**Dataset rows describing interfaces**

====================

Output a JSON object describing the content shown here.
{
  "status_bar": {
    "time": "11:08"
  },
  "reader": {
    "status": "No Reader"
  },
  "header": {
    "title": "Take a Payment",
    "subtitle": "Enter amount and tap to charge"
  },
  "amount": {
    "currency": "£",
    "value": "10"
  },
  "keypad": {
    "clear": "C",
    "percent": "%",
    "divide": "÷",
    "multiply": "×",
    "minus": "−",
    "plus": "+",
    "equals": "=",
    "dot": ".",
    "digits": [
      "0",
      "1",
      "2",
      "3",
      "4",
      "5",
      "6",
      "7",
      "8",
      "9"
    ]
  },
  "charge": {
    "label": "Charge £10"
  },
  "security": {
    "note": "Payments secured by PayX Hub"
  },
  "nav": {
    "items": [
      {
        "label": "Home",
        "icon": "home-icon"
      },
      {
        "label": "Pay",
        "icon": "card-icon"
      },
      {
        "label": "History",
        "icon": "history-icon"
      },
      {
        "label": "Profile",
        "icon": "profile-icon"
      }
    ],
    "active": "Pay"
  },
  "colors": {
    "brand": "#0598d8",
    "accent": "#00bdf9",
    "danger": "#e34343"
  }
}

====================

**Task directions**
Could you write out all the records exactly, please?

**Solution for this task**
Output a JSON object describing the content shown here.
{
  "status_bar": {
    "time": "11:08"
  },
  "reader": {
    "status": "No Reader"
  },
  "header": {
    "title": "Take a Payment",
    "subtitle": "Enter amount and tap to charge"
  },
  "amount": {
    "currency": "£",
    "value": "10"
  },
  "keypad": {
    "clear": "C",
    "percent": "%",
    "divide": "÷",
    "multiply": "×",
    "minus": "−",
    "plus": "+",
    "equals": "=",
    "dot": ".",
    "digits": [
      "0",
      "1",
      "2",
      "3",
      "4",
      "5",
      "6",
      "7",
      "8",
      "9"
    ]
  },
  "charge": {
    "label": "Charge £10"
  },
  "security": {
    "note": "Payments secured by PayX Hub"
  },
  "nav": {
    "items": [
      {
        "label": "Home",
        "icon": "home-icon"
      },
      {
        "label": "Pay",
        "icon": "card-icon"
      },
      {
        "label": "History",
        "icon": "history-icon"
      },
      {
        "label": "Profile",
        "icon": "profile-icon"
      }
    ],
    "active": "Pay"
  },
  "colors": {
    "brand": "#0598d8",
    "accent": "#00bdf9",
    "danger": "#e34343"
  }
}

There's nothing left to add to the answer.